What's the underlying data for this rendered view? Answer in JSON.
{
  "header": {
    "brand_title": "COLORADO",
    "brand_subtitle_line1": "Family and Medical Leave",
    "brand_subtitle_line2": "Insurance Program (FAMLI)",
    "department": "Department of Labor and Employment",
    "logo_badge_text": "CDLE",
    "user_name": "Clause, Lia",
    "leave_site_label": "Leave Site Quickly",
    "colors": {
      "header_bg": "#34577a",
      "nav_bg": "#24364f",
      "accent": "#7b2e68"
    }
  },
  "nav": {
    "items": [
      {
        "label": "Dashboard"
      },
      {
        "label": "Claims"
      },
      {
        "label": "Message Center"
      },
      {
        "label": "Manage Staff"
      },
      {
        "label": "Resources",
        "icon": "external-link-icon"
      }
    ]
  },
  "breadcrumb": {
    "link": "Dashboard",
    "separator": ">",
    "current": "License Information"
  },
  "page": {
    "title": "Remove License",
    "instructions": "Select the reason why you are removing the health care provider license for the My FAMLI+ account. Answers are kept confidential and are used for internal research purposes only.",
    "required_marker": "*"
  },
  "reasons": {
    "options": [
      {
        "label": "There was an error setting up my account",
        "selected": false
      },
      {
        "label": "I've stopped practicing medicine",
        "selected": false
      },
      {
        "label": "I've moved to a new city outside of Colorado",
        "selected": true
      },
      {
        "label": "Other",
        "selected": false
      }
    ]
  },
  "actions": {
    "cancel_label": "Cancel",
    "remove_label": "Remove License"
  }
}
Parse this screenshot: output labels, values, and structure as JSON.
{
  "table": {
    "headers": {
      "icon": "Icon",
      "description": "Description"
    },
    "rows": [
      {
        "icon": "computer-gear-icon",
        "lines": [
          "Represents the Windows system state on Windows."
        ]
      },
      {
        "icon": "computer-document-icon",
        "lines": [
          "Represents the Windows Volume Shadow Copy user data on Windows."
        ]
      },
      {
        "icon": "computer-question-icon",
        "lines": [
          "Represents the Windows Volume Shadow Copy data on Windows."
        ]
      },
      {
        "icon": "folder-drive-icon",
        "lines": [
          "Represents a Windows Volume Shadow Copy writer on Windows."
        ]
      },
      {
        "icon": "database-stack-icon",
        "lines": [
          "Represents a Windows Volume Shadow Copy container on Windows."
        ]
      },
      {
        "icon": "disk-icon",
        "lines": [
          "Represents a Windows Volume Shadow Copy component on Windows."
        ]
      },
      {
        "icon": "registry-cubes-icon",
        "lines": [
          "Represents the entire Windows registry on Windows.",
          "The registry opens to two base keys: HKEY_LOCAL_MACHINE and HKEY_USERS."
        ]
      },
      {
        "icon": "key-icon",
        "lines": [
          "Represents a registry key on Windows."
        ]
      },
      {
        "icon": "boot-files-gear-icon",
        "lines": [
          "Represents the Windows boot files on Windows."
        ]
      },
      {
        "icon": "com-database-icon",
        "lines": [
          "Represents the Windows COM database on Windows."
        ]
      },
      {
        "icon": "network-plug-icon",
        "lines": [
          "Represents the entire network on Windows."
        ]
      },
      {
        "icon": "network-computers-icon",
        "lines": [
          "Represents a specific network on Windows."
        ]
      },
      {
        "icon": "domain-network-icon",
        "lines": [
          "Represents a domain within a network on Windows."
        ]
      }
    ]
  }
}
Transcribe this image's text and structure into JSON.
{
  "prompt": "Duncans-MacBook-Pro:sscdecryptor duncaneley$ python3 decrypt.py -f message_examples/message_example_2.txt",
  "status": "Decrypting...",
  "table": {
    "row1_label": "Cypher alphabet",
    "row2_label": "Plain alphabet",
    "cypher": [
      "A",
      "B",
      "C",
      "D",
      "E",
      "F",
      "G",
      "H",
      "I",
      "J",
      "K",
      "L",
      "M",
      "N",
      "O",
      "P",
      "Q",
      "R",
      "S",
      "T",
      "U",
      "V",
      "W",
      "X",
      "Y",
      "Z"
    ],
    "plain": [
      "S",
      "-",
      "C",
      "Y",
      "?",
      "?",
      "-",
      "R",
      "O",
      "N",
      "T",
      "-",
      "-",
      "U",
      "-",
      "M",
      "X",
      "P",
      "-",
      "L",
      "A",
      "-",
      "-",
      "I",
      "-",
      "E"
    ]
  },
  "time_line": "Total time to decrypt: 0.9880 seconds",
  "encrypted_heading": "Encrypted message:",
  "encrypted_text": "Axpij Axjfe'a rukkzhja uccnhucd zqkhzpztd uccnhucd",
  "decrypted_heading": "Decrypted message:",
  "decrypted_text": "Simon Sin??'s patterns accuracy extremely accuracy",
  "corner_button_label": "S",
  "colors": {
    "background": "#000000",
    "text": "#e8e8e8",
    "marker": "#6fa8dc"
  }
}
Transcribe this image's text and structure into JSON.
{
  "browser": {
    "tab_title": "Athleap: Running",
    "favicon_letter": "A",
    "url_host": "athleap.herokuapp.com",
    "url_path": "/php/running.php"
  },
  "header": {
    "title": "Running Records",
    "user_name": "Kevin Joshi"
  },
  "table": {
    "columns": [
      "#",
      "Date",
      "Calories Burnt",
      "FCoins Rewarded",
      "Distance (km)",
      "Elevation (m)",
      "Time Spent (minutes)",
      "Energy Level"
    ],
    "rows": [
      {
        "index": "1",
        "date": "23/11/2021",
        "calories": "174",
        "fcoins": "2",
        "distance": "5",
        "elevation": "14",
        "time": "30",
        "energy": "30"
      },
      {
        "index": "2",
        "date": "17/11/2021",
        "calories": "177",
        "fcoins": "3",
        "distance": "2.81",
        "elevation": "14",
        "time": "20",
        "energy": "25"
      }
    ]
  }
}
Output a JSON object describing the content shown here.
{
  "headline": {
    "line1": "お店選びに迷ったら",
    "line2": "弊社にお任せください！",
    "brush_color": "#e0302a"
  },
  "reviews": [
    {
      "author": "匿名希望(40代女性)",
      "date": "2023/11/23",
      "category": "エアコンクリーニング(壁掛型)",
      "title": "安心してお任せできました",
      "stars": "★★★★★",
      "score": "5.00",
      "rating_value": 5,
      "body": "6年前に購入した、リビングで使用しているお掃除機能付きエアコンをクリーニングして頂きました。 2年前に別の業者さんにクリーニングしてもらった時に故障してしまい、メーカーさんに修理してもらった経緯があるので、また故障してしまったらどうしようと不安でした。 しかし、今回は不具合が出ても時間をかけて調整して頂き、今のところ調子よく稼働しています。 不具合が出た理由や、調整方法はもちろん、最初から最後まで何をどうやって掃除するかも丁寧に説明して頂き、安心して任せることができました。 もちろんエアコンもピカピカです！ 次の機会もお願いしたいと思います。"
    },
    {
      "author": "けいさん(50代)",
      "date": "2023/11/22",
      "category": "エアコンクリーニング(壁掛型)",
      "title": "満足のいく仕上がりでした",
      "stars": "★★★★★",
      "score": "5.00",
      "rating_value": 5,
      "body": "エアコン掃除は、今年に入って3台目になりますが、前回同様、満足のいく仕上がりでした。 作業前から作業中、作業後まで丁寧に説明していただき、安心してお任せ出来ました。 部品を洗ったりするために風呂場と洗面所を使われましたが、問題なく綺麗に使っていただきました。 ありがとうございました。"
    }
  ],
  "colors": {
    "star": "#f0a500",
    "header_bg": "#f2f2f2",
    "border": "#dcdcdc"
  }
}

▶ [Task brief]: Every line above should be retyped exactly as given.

▶ [Solution below]:
What's the underlying data for this rendered view? Answer in JSON.
{
  "header": {
    "brand_title": "COLORADO",
    "brand_subtitle_line1": "Family and Medical Leave",
    "brand_subtitle_line2": "Insurance Program (FAMLI)",
    "department": "Department of Labor and Employment",
    "logo_badge_text": "CDLE",
    "user_name": "Clause, Lia",
    "leave_site_label": "Leave Site Quickly",
    "colors": {
      "header_bg": "#34577a",
      "nav_bg": "#24364f",
      "accent": "#7b2e68"
    }
  },
  "nav": {
    "items": [
      {
        "label": "Dashboard"
      },
      {
        "label": "Claims"
      },
      {
        "label": "Message Center"
      },
      {
        "label": "Manage Staff"
      },
      {
        "label": "Resources",
        "icon": "external-link-icon"
      }
    ]
  },
  "breadcrumb": {
    "link": "Dashboard",
    "separator": ">",
    "current": "License Information"
  },
  "page": {
    "title": "Remove License",
    "instructions": "Select the reason why you are removing the health care provider license for the My FAMLI+ account. Answers are kept confidential and are used for internal research purposes only.",
    "required_marker": "*"
  },
  "reasons": {
    "options": [
      {
        "label": "There was an error setting up my account",
        "selected": false
      },
      {
        "label": "I've stopped practicing medicine",
        "selected": false
      },
      {
        "label": "I've moved to a new city outside of Colorado",
        "selected": true
      },
      {
        "label": "Other",
        "selected": false
      }
    ]
  },
  "actions": {
    "cancel_label": "Cancel",
    "remove_label": "Remove License"
  }
}
Parse this screenshot: output labels, values, and structure as JSON.
{
  "table": {
    "headers": {
      "icon": "Icon",
      "description": "Description"
    },
    "rows": [
      {
        "icon": "computer-gear-icon",
        "lines": [
          "Represents the Windows system state on Windows."
        ]
      },
      {
        "icon": "computer-document-icon",
        "lines": [
          "Represents the Windows Volume Shadow Copy user data on Windows."
        ]
      },
      {
        "icon": "computer-question-icon",
        "lines": [
          "Represents the Windows Volume Shadow Copy data on Windows."
        ]
      },
      {
        "icon": "folder-drive-icon",
        "lines": [
          "Represents a Windows Volume Shadow Copy writer on Windows."
        ]
      },
      {
        "icon": "database-stack-icon",
        "lines": [
          "Represents a Windows Volume Shadow Copy container on Windows."
        ]
      },
      {
        "icon": "disk-icon",
        "lines": [
          "Represents a Windows Volume Shadow Copy component on Windows."
        ]
      },
      {
        "icon": "registry-cubes-icon",
        "lines": [
          "Represents the entire Windows registry on Windows.",
          "The registry opens to two base keys: HKEY_LOCAL_MACHINE and HKEY_USERS."
        ]
      },
      {
        "icon": "key-icon",
        "lines": [
          "Represents a registry key on Windows."
        ]
      },
      {
        "icon": "boot-files-gear-icon",
        "lines": [
          "Represents the Windows boot files on Windows."
        ]
      },
      {
        "icon": "com-database-icon",
        "lines": [
          "Represents the Windows COM database on Windows."
        ]
      },
      {
        "icon": "network-plug-icon",
        "lines": [
          "Represents the entire network on Windows."
        ]
      },
      {
        "icon": "network-computers-icon",
        "lines": [
          "Represents a specific network on Windows."
        ]
      },
      {
        "icon": "domain-network-icon",
        "lines": [
          "Represents a domain within a network on Windows."
        ]
      }
    ]
  }
}
Transcribe this image's text and structure into JSON.
{
  "prompt": "Duncans-MacBook-Pro:sscdecryptor duncaneley$ python3 decrypt.py -f message_examples/message_example_2.txt",
  "status": "Decrypting...",
  "table": {
    "row1_label": "Cypher alphabet",
    "row2_label": "Plain alphabet",
    "cypher": [
      "A",
      "B",
      "C",
      "D",
      "E",
      "F",
      "G",
      "H",
      "I",
      "J",
      "K",
      "L",
      "M",
      "N",
      "O",
      "P",
      "Q",
      "R",
      "S",
      "T",
      "U",
      "V",
      "W",
      "X",
      "Y",
      "Z"
    ],
    "plain": [
      "S",
      "-",
      "C",
      "Y",
      "?",
      "?",
      "-",
      "R",
      "O",
      "N",
      "T",
      "-",
      "-",
      "U",
      "-",
      "M",
      "X",
      "P",
      "-",
      "L",
      "A",
      "-",
      "-",
      "I",
      "-",
      "E"
    ]
  },
  "time_line": "Total time to decrypt: 0.9880 seconds",
  "encrypted_heading": "Encrypted message:",
  "encrypted_text": "Axpij Axjfe'a rukkzhja uccnhucd zqkhzpztd uccnhucd",
  "decrypted_heading": "Decrypted message:",
  "decrypted_text": "Simon Sin??'s patterns accuracy extremely accuracy",
  "corner_button_label": "S",
  "colors": {
    "background": "#000000",
    "text": "#e8e8e8",
    "marker": "#6fa8dc"
  }
}
Transcribe this image's text and structure into JSON.
{
  "browser": {
    "tab_title": "Athleap: Running",
    "favicon_letter": "A",
    "url_host": "athleap.herokuapp.com",
    "url_path": "/php/running.php"
  },
  "header": {
    "title": "Running Records",
    "user_name": "Kevin Joshi"
  },
  "table": {
    "columns": [
      "#",
      "Date",
      "Calories Burnt",
      "FCoins Rewarded",
      "Distance (km)",
      "Elevation (m)",
      "Time Spent (minutes)",
      "Energy Level"
    ],
    "rows": [
      {
        "index": "1",
        "date": "23/11/2021",
        "calories": "174",
        "fcoins": "2",
        "distance": "5",
        "elevation": "14",
        "time": "30",
        "energy": "30"
      },
      {
        "index": "2",
        "date": "17/11/2021",
        "calories": "177",
        "fcoins": "3",
        "distance": "2.81",
        "elevation": "14",
        "time": "20",
        "energy": "25"
      }
    ]
  }
}
Output a JSON object describing the content shown here.
{
  "headline": {
    "line1": "お店選びに迷ったら",
    "line2": "弊社にお任せください！",
    "brush_color": "#e0302a"
  },
  "reviews": [
    {
      "author": "匿名希望(40代女性)",
      "date": "2023/11/23",
      "category": "エアコンクリーニング(壁掛型)",
      "title": "安心してお任せできました",
      "stars": "★★★★★",
      "score": "5.00",
      "rating_value": 5,
      "body": "6年前に購入した、リビングで使用しているお掃除機能付きエアコンをクリーニングして頂きました。 2年前に別の業者さんにクリーニングしてもらった時に故障してしまい、メーカーさんに修理してもらった経緯があるので、また故障してしまったらどうしようと不安でした。 しかし、今回は不具合が出ても時間をかけて調整して頂き、今のところ調子よく稼働しています。 不具合が出た理由や、調整方法はもちろん、最初から最後まで何をどうやって掃除するかも丁寧に説明して頂き、安心して任せることができました。 もちろんエアコンもピカピカです！ 次の機会もお願いしたいと思います。"
    },
    {
      "author": "けいさん(50代)",
      "date": "2023/11/22",
      "category": "エアコンクリーニング(壁掛型)",
      "title": "満足のいく仕上がりでした",
      "stars": "★★★★★",
      "score": "5.00",
      "rating_value": 5,
      "body": "エアコン掃除は、今年に入って3台目になりますが、前回同様、満足のいく仕上がりでした。 作業前から作業中、作業後まで丁寧に説明していただき、安心してお任せ出来ました。 部品を洗ったりするために風呂場と洗面所を使われましたが、問題なく綺麗に使っていただきました。 ありがとうございました。"
    }
  ],
  "colors": {
    "star": "#f0a500",
    "header_bg": "#f2f2f2",
    "border": "#dcdcdc"
  }
}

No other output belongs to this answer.